And people had large families for several reasons. For one thing, you would have more mouths to feed, but you would also have more people available to feed those mouths. And I’m sure that some people viewed their offspring as a form of “social security.” After all, the Social Security Act didn’t become law until 1935.
And so on Bryant Creek and just across the Douglas/Ozark county line, one large family after another dotted the riverbanks.
There were the following clans situated up and down Bryant Creek: Strong, Curtis, Stone, Tate, Pool, Berry, Pendergrass, and Tetrick families.
Most have told me they could not have asked for better neighbors. Some of them have told me that they were all raised “poor;” they just didn’t know it at the time – because everybody was poor.
So I feel privileged on this date to watch these “band of brothers and sisters” exchange hugs, handshakes, and hellos. Tall tales are re-told and generous helpings of chicken, pork, beans, rolls, casseroles, salads, and still fresh-sliced tomatoes, and a whole table full of cakes, pies, and coolies are there for the taking.
Several different members of the various clans have appeared for this momentous yearly occasion. Later, musical instruments will probably be broken out.
As I look out at the yard, I notice about 30 children, including two of my grandchildren, and most are playing dodgeball. This brings a smile to my face when I realize that the Pendergrass reunion is in pretty good shape for at least a generation or two.
Thanksgiving: it’s my favorite holiday and yet, I have friends that dread to see it coming.
Depending on the recent printing of this newspaper, I hope you have enjoyed your Thanksgiving holiday as much as I always do.
Of course, it’s a great time to connect with friends and family, near and far. It’s so hard to keep track of the “far” ones like one should.
Thanksgiving weekend, (Friday-Sunday), in the past always meant hooking up with friends, and either floating or hiking, depending on the weather, usually in northwest Arkansas.
Note: Once we could gravitate around after the Thanksgiving meal, we would often take Shorty, our beagle, and Jesse, our part Walker hound, and go load the .22’s and shotgun and hunt for squirrel or rabbit till the sun started going down over the river bluffs.
Then it’s back to the house for some dessert, coffee, and tea. After stoking the fire, we’d gather around two tables and play small stakes poker. On this day, the kids or grand-kids usually get to operate a small tractor or side-by-side, supervised, of course.

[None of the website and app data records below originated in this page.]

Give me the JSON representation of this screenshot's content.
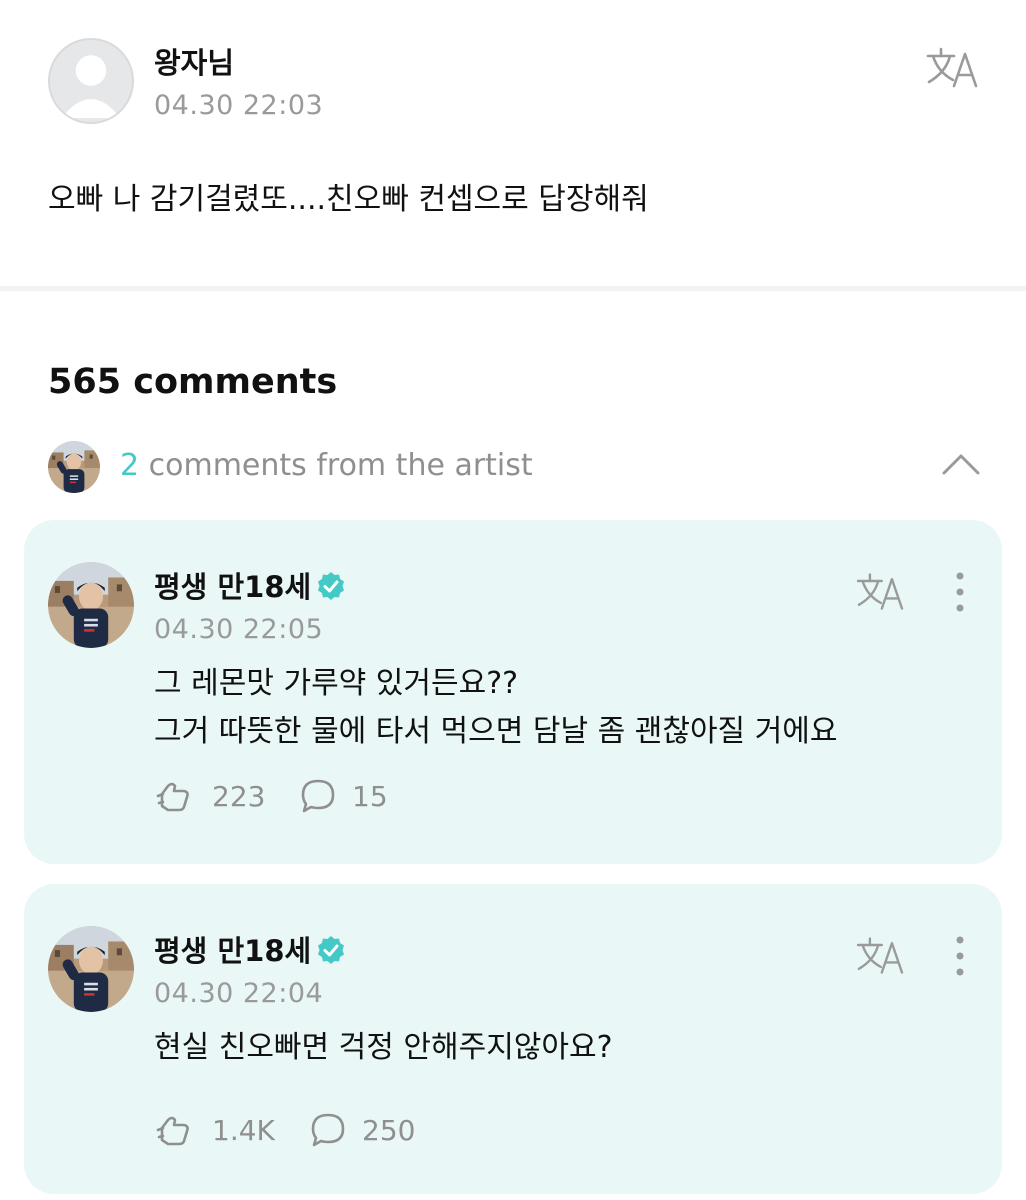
{
  "post": {
    "author": "왕자님",
    "timestamp": "04.30 22:03",
    "body": "오빠 나 감기걸렸또....친오빠 컨셉으로 답장해줘",
    "translate_icon": "translate-icon"
  },
  "comments": {
    "count_label": "565 comments",
    "artist_summary": {
      "count": "2",
      "label": "comments from the artist",
      "toggle_icon": "chevron-up-icon"
    },
    "items": [
      {
        "author": "평생 만18세",
        "verified": true,
        "timestamp": "04.30 22:05",
        "lines": [
          "그 레몬맛 가루약 있거든요??",
          "그거 따뜻한 물에 타서 먹으면 담날 좀 괜찮아질 거에요"
        ],
        "likes": "223",
        "replies": "15"
      },
      {
        "author": "평생 만18세",
        "verified": true,
        "timestamp": "04.30 22:04",
        "lines": [
          "현실 친오빠면 걱정 안해주지않아요?"
        ],
        "likes": "1.4K",
        "replies": "250"
      }
    ]
  },
  "colors": {
    "accent": "#45c9c6",
    "card_background": "#e9f8f6",
    "muted_text": "#9a9a9a"
  }
}
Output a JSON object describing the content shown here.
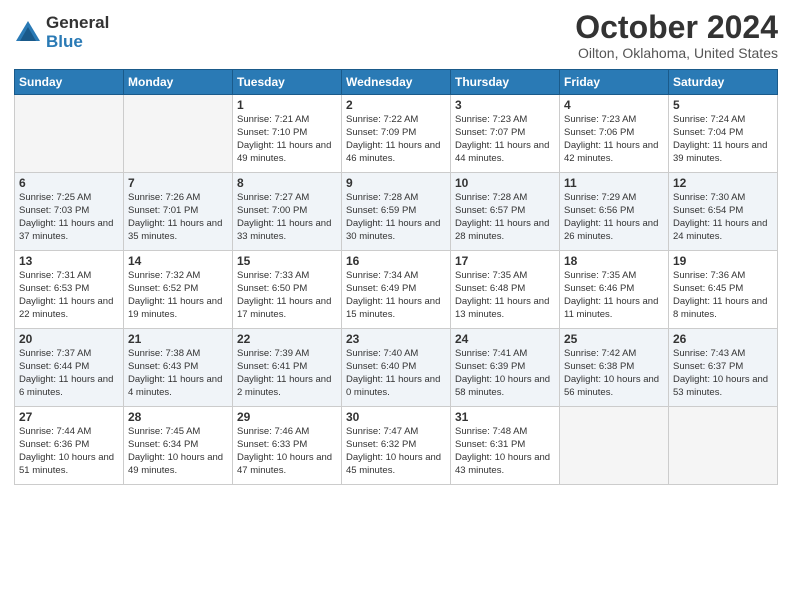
{
  "logo": {
    "general": "General",
    "blue": "Blue"
  },
  "header": {
    "month": "October 2024",
    "location": "Oilton, Oklahoma, United States"
  },
  "weekdays": [
    "Sunday",
    "Monday",
    "Tuesday",
    "Wednesday",
    "Thursday",
    "Friday",
    "Saturday"
  ],
  "weeks": [
    [
      {
        "day": "",
        "sunrise": "",
        "sunset": "",
        "daylight": ""
      },
      {
        "day": "",
        "sunrise": "",
        "sunset": "",
        "daylight": ""
      },
      {
        "day": "1",
        "sunrise": "Sunrise: 7:21 AM",
        "sunset": "Sunset: 7:10 PM",
        "daylight": "Daylight: 11 hours and 49 minutes."
      },
      {
        "day": "2",
        "sunrise": "Sunrise: 7:22 AM",
        "sunset": "Sunset: 7:09 PM",
        "daylight": "Daylight: 11 hours and 46 minutes."
      },
      {
        "day": "3",
        "sunrise": "Sunrise: 7:23 AM",
        "sunset": "Sunset: 7:07 PM",
        "daylight": "Daylight: 11 hours and 44 minutes."
      },
      {
        "day": "4",
        "sunrise": "Sunrise: 7:23 AM",
        "sunset": "Sunset: 7:06 PM",
        "daylight": "Daylight: 11 hours and 42 minutes."
      },
      {
        "day": "5",
        "sunrise": "Sunrise: 7:24 AM",
        "sunset": "Sunset: 7:04 PM",
        "daylight": "Daylight: 11 hours and 39 minutes."
      }
    ],
    [
      {
        "day": "6",
        "sunrise": "Sunrise: 7:25 AM",
        "sunset": "Sunset: 7:03 PM",
        "daylight": "Daylight: 11 hours and 37 minutes."
      },
      {
        "day": "7",
        "sunrise": "Sunrise: 7:26 AM",
        "sunset": "Sunset: 7:01 PM",
        "daylight": "Daylight: 11 hours and 35 minutes."
      },
      {
        "day": "8",
        "sunrise": "Sunrise: 7:27 AM",
        "sunset": "Sunset: 7:00 PM",
        "daylight": "Daylight: 11 hours and 33 minutes."
      },
      {
        "day": "9",
        "sunrise": "Sunrise: 7:28 AM",
        "sunset": "Sunset: 6:59 PM",
        "daylight": "Daylight: 11 hours and 30 minutes."
      },
      {
        "day": "10",
        "sunrise": "Sunrise: 7:28 AM",
        "sunset": "Sunset: 6:57 PM",
        "daylight": "Daylight: 11 hours and 28 minutes."
      },
      {
        "day": "11",
        "sunrise": "Sunrise: 7:29 AM",
        "sunset": "Sunset: 6:56 PM",
        "daylight": "Daylight: 11 hours and 26 minutes."
      },
      {
        "day": "12",
        "sunrise": "Sunrise: 7:30 AM",
        "sunset": "Sunset: 6:54 PM",
        "daylight": "Daylight: 11 hours and 24 minutes."
      }
    ],
    [
      {
        "day": "13",
        "sunrise": "Sunrise: 7:31 AM",
        "sunset": "Sunset: 6:53 PM",
        "daylight": "Daylight: 11 hours and 22 minutes."
      },
      {
        "day": "14",
        "sunrise": "Sunrise: 7:32 AM",
        "sunset": "Sunset: 6:52 PM",
        "daylight": "Daylight: 11 hours and 19 minutes."
      },
      {
        "day": "15",
        "sunrise": "Sunrise: 7:33 AM",
        "sunset": "Sunset: 6:50 PM",
        "daylight": "Daylight: 11 hours and 17 minutes."
      },
      {
        "day": "16",
        "sunrise": "Sunrise: 7:34 AM",
        "sunset": "Sunset: 6:49 PM",
        "daylight": "Daylight: 11 hours and 15 minutes."
      },
      {
        "day": "17",
        "sunrise": "Sunrise: 7:35 AM",
        "sunset": "Sunset: 6:48 PM",
        "daylight": "Daylight: 11 hours and 13 minutes."
      },
      {
        "day": "18",
        "sunrise": "Sunrise: 7:35 AM",
        "sunset": "Sunset: 6:46 PM",
        "daylight": "Daylight: 11 hours and 11 minutes."
      },
      {
        "day": "19",
        "sunrise": "Sunrise: 7:36 AM",
        "sunset": "Sunset: 6:45 PM",
        "daylight": "Daylight: 11 hours and 8 minutes."
      }
    ],
    [
      {
        "day": "20",
        "sunrise": "Sunrise: 7:37 AM",
        "sunset": "Sunset: 6:44 PM",
        "daylight": "Daylight: 11 hours and 6 minutes."
      },
      {
        "day": "21",
        "sunrise": "Sunrise: 7:38 AM",
        "sunset": "Sunset: 6:43 PM",
        "daylight": "Daylight: 11 hours and 4 minutes."
      },
      {
        "day": "22",
        "sunrise": "Sunrise: 7:39 AM",
        "sunset": "Sunset: 6:41 PM",
        "daylight": "Daylight: 11 hours and 2 minutes."
      },
      {
        "day": "23",
        "sunrise": "Sunrise: 7:40 AM",
        "sunset": "Sunset: 6:40 PM",
        "daylight": "Daylight: 11 hours and 0 minutes."
      },
      {
        "day": "24",
        "sunrise": "Sunrise: 7:41 AM",
        "sunset": "Sunset: 6:39 PM",
        "daylight": "Daylight: 10 hours and 58 minutes."
      },
      {
        "day": "25",
        "sunrise": "Sunrise: 7:42 AM",
        "sunset": "Sunset: 6:38 PM",
        "daylight": "Daylight: 10 hours and 56 minutes."
      },
      {
        "day": "26",
        "sunrise": "Sunrise: 7:43 AM",
        "sunset": "Sunset: 6:37 PM",
        "daylight": "Daylight: 10 hours and 53 minutes."
      }
    ],
    [
      {
        "day": "27",
        "sunrise": "Sunrise: 7:44 AM",
        "sunset": "Sunset: 6:36 PM",
        "daylight": "Daylight: 10 hours and 51 minutes."
      },
      {
        "day": "28",
        "sunrise": "Sunrise: 7:45 AM",
        "sunset": "Sunset: 6:34 PM",
        "daylight": "Daylight: 10 hours and 49 minutes."
      },
      {
        "day": "29",
        "sunrise": "Sunrise: 7:46 AM",
        "sunset": "Sunset: 6:33 PM",
        "daylight": "Daylight: 10 hours and 47 minutes."
      },
      {
        "day": "30",
        "sunrise": "Sunrise: 7:47 AM",
        "sunset": "Sunset: 6:32 PM",
        "daylight": "Daylight: 10 hours and 45 minutes."
      },
      {
        "day": "31",
        "sunrise": "Sunrise: 7:48 AM",
        "sunset": "Sunset: 6:31 PM",
        "daylight": "Daylight: 10 hours and 43 minutes."
      },
      {
        "day": "",
        "sunrise": "",
        "sunset": "",
        "daylight": ""
      },
      {
        "day": "",
        "sunrise": "",
        "sunset": "",
        "daylight": ""
      }
    ]
  ]
}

It’s a great day for everyone.
And whereas Thanksgiving is always on Thanksgiving day, Christmas is now celebrated whenever and whenever, depending on everyone’s family and work schedules.
I miss going with my dear departed mother, Alice, to midnight mass at the Oxford Catholic church.
Oxford, established in 1701, is located in the very southeast corner of Pennsylvania where it meets up with Delaware and Maryland, located just about a mile away from the famous and historic Mason-Dixon Line.
Now, get up and go enjoy our beautiful Ozarks outdoors!